• [Requirement]: If a line in the entries below holds the string "ReportOnTitle", copy it.

• [Dataset rows for apps and sites]:
*** Begin section ***

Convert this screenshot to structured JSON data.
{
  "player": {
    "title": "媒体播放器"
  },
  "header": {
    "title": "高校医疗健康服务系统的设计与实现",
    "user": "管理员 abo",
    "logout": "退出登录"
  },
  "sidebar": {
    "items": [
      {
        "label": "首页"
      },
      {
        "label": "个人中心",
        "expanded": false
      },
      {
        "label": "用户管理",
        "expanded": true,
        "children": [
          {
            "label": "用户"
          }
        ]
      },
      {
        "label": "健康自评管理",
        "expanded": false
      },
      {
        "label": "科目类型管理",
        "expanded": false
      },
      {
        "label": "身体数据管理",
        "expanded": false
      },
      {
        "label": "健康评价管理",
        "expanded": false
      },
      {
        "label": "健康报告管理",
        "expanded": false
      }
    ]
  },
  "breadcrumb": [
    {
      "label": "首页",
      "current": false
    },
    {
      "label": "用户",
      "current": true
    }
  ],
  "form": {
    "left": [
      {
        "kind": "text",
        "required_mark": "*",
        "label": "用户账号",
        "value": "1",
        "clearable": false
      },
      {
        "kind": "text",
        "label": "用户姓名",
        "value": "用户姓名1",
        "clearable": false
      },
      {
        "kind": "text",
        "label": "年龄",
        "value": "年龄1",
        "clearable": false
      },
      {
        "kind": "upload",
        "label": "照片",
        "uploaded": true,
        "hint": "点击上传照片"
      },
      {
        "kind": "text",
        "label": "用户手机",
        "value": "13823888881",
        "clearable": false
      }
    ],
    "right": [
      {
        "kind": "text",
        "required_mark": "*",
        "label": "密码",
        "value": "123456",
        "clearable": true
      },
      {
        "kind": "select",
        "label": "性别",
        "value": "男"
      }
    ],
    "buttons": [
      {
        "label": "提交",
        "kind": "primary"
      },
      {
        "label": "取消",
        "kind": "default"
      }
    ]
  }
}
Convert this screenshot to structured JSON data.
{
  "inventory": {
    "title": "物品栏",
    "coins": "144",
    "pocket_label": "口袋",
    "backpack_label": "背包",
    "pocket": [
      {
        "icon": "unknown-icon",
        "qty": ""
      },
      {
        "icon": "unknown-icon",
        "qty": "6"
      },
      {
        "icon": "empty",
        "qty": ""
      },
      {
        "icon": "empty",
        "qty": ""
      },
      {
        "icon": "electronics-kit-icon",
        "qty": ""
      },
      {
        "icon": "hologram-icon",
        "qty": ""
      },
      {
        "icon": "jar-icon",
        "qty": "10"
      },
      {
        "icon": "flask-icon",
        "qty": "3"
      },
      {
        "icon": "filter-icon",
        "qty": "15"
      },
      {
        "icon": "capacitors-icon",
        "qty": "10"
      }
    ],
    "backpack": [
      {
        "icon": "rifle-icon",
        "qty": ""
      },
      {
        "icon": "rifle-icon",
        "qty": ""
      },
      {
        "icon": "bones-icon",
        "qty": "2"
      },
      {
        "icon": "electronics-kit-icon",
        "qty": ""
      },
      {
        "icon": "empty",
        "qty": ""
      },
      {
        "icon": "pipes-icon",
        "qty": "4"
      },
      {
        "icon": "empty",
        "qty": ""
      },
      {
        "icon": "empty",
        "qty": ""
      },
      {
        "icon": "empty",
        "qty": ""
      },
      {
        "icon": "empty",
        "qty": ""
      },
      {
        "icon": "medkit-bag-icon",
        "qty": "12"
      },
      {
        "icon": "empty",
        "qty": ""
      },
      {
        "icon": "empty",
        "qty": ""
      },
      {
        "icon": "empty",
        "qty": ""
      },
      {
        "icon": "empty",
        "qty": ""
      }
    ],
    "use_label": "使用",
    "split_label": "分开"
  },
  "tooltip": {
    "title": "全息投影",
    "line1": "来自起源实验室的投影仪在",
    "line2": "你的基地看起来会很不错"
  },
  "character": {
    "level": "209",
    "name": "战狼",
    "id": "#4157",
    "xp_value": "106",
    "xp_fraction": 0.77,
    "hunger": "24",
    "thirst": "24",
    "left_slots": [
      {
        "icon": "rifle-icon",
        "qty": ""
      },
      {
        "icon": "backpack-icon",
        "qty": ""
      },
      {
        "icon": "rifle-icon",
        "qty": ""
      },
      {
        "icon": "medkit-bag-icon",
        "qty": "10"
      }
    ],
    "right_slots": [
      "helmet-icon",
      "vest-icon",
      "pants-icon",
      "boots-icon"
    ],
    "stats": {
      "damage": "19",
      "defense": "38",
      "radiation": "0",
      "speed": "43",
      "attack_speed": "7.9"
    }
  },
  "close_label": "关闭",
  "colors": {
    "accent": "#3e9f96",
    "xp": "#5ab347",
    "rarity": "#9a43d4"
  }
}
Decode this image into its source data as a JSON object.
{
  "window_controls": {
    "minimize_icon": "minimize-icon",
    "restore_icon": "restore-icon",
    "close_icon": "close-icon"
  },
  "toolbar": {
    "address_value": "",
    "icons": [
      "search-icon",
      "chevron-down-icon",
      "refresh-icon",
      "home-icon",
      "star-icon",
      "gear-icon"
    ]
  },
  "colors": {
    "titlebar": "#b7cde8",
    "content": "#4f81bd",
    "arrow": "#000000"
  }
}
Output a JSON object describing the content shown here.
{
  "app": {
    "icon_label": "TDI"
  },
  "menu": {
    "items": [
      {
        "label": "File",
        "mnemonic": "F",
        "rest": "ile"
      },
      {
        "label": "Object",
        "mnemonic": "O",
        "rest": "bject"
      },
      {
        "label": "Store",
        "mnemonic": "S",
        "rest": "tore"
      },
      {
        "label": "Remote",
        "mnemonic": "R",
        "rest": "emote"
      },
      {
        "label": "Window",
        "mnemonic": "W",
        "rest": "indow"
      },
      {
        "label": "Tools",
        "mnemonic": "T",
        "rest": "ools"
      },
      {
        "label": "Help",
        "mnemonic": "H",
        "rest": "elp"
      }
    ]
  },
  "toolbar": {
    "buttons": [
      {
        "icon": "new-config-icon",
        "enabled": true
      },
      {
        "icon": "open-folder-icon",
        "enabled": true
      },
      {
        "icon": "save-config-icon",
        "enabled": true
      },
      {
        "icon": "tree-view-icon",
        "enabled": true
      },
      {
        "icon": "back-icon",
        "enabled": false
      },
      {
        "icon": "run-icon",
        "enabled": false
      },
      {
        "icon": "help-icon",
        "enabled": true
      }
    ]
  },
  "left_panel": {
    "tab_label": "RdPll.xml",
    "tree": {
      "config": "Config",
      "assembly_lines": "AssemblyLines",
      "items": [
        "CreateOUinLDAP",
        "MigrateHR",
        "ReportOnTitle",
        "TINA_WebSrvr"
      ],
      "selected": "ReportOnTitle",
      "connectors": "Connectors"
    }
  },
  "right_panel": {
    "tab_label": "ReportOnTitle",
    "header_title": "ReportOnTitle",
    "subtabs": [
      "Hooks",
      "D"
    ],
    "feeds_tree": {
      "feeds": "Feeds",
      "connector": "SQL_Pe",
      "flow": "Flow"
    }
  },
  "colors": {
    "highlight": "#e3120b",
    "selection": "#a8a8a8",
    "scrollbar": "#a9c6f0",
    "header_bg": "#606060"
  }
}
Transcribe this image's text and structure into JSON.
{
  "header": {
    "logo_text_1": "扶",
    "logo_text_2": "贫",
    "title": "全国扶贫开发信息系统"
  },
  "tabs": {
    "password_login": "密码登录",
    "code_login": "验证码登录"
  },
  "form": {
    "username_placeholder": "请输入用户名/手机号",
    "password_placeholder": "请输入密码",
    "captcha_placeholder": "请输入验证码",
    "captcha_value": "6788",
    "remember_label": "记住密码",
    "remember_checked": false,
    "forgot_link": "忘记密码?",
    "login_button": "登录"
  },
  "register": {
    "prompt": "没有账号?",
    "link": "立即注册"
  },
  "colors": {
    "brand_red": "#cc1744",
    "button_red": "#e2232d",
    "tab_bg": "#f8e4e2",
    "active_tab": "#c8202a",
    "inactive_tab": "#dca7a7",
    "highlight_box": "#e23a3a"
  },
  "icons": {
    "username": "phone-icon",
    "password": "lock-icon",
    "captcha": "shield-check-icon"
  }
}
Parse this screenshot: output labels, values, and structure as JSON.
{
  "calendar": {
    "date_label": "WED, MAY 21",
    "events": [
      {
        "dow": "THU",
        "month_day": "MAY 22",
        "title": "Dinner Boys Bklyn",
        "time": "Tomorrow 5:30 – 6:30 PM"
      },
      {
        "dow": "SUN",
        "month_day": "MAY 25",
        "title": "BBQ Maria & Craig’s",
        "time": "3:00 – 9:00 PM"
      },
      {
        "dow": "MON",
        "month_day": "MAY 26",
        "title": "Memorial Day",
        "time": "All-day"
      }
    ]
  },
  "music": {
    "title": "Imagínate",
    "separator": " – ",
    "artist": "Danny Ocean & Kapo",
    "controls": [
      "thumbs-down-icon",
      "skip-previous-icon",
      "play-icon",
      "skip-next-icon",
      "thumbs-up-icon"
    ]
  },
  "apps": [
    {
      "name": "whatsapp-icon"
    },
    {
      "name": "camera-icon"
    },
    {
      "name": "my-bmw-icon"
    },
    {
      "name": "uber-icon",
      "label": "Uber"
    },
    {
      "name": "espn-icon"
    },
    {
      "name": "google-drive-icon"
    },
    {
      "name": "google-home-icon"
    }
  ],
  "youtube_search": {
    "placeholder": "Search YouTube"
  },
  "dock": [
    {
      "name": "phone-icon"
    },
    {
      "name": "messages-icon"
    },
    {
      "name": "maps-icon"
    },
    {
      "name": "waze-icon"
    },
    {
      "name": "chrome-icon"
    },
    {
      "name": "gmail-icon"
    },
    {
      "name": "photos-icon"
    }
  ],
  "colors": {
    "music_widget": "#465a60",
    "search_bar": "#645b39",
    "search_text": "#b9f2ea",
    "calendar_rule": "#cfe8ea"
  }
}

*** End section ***

• [Response box]:
        "ReportOnTitle",
      "selected": "ReportOnTitle",
    "tab_label": "ReportOnTitle",
    "header_title": "ReportOnTitle",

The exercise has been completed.